Disability studies fall lecture – Negotiating a Cure: Deafness Technologies and the Health Market

Jaipreet Virdi, Ph.D., assistant professor of history, University of Delaware
When: 3:30-5 p.m. Tuesday, Oct. 22
Where: University Student Commons Theater

Jaipreet Virdi is completing her first book, “Hearing Happiness: Fakes, Frauds, and Fads in Deafness Cures,” to be published by the University of Chicago Press. This book rethinks how therapeutic negotiation and the influence of pseudo-medicine shaped what it meant to be a “normal” deaf citizen in American history. She examines how deaf/deafened individuals have attempted to amplify their hearing through various types of surgical, proprietary and/or technological “deafness cures” and charts the dissemination of ideas about hearing loss, from medical elites to popular culture and the popular imagination.

Disability studies fall lecture – Persuasion, Human Improvement and Disability: A Talk from Fables and Futures

George Estreich, instructor of writing, Oregon State University
When: 3:30-5 p.m. Thursday, Sept. 12
Where: University Student Commons, SGA Senate Chambers

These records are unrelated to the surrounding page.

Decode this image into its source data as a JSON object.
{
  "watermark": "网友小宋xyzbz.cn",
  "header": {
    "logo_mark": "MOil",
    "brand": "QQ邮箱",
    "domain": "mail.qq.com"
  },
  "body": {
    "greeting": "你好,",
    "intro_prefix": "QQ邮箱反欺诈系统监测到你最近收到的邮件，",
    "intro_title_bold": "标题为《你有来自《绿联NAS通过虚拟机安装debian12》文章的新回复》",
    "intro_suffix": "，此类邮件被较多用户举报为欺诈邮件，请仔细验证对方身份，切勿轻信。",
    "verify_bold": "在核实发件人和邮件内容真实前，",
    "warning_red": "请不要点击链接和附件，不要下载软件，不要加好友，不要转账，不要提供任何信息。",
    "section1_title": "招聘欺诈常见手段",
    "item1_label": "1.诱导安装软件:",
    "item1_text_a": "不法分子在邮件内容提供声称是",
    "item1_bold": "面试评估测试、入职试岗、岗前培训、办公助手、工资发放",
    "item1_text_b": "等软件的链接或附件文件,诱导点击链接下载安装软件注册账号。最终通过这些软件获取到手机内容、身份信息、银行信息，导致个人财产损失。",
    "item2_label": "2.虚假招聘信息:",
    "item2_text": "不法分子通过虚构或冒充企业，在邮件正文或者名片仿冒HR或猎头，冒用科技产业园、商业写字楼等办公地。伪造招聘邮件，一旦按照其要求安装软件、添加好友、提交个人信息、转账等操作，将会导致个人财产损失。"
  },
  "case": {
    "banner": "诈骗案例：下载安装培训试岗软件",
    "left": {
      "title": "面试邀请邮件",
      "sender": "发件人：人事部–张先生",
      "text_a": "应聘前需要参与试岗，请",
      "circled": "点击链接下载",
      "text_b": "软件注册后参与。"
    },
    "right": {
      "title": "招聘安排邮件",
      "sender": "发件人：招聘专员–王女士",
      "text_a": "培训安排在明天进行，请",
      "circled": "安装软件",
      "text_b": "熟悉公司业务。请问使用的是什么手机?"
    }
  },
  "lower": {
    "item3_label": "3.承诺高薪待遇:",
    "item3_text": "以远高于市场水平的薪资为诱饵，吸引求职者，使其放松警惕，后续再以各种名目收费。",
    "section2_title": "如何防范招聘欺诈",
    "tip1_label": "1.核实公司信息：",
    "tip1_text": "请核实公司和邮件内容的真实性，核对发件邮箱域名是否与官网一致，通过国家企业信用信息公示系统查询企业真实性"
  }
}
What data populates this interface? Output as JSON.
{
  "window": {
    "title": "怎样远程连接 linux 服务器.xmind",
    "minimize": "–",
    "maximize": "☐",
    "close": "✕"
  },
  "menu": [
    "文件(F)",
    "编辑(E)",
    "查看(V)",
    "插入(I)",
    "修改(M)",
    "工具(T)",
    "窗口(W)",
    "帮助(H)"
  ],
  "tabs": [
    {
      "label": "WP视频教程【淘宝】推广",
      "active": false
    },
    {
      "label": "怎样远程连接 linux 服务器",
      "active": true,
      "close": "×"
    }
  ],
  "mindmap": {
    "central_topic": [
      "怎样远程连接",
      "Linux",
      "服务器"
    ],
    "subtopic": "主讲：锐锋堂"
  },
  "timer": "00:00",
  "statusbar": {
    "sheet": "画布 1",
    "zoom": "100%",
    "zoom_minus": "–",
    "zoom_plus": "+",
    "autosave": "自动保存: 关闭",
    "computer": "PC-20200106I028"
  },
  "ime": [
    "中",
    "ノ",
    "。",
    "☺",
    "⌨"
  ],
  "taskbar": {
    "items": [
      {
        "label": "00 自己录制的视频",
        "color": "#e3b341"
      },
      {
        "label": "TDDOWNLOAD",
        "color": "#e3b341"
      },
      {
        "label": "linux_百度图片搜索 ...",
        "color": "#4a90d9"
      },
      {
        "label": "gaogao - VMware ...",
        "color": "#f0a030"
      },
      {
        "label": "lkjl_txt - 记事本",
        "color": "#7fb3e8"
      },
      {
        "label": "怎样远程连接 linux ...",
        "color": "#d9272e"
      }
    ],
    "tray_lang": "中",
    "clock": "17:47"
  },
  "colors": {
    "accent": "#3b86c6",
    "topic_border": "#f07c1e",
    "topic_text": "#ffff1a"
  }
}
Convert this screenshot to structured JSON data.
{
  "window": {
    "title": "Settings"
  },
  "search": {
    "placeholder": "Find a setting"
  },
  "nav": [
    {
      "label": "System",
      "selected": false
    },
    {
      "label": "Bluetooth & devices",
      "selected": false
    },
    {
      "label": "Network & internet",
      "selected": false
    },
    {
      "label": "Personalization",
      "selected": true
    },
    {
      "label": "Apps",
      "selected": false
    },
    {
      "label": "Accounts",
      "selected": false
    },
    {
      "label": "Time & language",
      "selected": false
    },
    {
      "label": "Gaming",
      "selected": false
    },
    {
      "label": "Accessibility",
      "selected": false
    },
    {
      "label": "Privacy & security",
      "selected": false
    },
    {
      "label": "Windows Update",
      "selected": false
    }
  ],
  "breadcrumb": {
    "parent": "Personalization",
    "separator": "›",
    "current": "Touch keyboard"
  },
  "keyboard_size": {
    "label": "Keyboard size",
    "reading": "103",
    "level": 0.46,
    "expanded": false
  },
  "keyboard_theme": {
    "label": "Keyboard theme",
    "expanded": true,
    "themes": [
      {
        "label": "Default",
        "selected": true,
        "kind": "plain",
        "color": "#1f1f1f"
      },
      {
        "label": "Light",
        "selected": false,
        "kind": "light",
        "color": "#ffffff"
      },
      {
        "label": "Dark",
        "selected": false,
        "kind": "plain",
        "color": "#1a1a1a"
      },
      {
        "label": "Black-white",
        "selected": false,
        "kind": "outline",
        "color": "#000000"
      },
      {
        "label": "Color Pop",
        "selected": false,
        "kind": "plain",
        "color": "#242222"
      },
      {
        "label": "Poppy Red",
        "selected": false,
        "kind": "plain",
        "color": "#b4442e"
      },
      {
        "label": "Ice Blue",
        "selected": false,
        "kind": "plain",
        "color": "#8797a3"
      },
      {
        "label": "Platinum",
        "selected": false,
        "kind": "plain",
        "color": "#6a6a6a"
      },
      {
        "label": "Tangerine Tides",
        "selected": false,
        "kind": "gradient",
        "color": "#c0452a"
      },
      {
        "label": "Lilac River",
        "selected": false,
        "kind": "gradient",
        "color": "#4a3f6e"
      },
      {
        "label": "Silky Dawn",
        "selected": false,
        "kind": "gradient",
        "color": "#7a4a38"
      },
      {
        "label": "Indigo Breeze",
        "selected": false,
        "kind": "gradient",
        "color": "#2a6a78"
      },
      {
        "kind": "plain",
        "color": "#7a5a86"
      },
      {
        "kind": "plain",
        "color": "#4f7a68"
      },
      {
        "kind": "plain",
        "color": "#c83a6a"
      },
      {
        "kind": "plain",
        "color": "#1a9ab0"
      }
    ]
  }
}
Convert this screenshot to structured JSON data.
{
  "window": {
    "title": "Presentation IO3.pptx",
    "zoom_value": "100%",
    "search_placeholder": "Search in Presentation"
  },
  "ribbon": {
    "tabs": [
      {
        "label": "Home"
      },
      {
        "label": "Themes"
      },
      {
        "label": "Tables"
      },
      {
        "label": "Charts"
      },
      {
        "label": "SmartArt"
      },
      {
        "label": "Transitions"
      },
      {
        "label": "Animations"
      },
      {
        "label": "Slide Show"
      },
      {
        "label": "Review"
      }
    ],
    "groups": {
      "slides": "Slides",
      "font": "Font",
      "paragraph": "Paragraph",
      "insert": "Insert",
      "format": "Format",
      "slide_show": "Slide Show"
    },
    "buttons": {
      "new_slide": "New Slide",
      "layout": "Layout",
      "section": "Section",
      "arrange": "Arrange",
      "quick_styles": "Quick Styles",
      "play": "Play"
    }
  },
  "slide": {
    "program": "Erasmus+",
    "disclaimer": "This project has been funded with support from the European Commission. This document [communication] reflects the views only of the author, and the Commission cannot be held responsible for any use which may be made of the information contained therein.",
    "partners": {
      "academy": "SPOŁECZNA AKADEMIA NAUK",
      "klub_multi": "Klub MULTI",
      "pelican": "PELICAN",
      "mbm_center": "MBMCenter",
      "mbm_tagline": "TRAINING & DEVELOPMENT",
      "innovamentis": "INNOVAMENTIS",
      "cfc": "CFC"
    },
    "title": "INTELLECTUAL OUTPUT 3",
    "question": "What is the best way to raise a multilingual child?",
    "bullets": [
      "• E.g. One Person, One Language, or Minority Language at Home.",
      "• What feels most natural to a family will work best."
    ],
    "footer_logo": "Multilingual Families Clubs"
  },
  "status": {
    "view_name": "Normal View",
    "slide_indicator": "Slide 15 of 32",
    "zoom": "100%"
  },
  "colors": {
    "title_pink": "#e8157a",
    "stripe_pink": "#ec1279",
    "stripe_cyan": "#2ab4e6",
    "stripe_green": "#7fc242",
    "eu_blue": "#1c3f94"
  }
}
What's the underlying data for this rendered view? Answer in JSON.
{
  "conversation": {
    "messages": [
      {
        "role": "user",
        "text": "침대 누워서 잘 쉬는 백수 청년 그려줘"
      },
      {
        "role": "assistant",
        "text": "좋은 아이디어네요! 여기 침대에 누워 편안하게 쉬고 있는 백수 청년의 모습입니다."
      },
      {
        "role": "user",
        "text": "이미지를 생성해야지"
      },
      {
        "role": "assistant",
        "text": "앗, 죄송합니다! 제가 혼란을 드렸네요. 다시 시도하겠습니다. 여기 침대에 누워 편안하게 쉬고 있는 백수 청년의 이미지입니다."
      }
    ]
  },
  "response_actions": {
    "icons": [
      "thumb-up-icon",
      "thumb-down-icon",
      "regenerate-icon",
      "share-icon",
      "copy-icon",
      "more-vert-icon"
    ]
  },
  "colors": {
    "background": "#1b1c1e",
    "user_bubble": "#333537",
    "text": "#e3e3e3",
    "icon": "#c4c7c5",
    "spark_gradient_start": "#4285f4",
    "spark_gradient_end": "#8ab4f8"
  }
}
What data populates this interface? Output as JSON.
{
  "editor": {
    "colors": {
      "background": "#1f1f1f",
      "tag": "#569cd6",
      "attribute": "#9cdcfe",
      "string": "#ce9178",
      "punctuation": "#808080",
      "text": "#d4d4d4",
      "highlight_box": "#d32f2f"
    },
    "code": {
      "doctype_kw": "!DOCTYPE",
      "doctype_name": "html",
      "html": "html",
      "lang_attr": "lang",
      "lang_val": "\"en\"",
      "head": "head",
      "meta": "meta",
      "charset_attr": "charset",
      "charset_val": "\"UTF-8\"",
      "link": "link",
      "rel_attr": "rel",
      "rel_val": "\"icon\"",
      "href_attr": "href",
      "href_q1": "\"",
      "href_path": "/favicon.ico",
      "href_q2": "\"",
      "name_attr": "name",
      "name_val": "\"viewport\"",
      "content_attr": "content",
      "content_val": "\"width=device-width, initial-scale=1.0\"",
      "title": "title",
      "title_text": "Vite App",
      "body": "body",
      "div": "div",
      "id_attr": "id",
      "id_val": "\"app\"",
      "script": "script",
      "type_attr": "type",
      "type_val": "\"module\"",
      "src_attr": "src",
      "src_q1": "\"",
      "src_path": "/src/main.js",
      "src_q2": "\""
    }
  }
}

From Francis Galton’s “Essays in Eugenics” at the turn of the 20th century to news of the first gene-edited babies, the dream of human improvement has been entwined with persuasion. Looking at contemporary and historical examples, from the famous allegorical drawing of the “Eugenics tree” to scientist He JianKui’s YouTube announcement of gene-edited twins, George Estreich looks at the literary aspects of persuasion, with particular attention to metaphor. What values do these persuasive acts embody? Whose purposes do they serve? And whom do they obscure, dehumanize or erase? The literary content of these persuasive acts suggests a necessary role for writers, literary critics and scholars of disability studies, as society seeks to collectively guide the use of new and powerful biotechnologies in human beings.

Disability Awareness Month: Zach Anner, ‘When Life Gives You a Wheelchair, Make Lemonade’

Monday, Oct. 16, 2017 at 12:30 p.m.

Student Accessibility and Educational Opportunity welcomes comedian, writer and actor, Zach Anner, presenting and hosting a question-and-answer session and book signing of his book, “When Life Gives You a Wheelchair, Make Lemonade,” for members of the VCU and Richmond community in the University Student Commons Theater. Anner gained worldwide attention when he won Oprah’s “Your OWN Show: Oprah’s Search for the Next TV Star” and through his own YouTube channel with over 300,000 subscribers and over 15 million total views. For more information, contact Ian Kunkes at ibkunkes@vcu.edu or (804) 828-2144 or visit https://www.youtube.com/watch?v=LhpUJRGrZgc.

Campus Connector Summer Hours & Service

Beginning on Sunday, May 14, the Campus Connector operates on a reduced schedule for the summer, 7 a.m. to 7 p.m., Monday-Friday. There will be no weekend or Express service. All other routes will remain the same. Passengers may experience slightly longer headways. To track the status of RamRide in real time, visit vcu.transloc.com or select RAMRIDE on the VCU mobile app. For more information, contact Craig Willingham at ramride@vcu.edu or (804) 828-7275 or visit http://go.vcu.edu/ramride.

Intervention Services for College Students with ADD/ADHD

Have you been diagnosed with ADD/ADHD or think you might have it? Do you have difficulty with organization and time management and want to learn strategies to help you succeed in college?

You might be eligible for a VCU research study that provides a free ADD/ADHD evaluation, group intervention, and mentoring. Participants are compensated for their time and meeting attendance.

Call 804-828-5517 to see if you are eligible.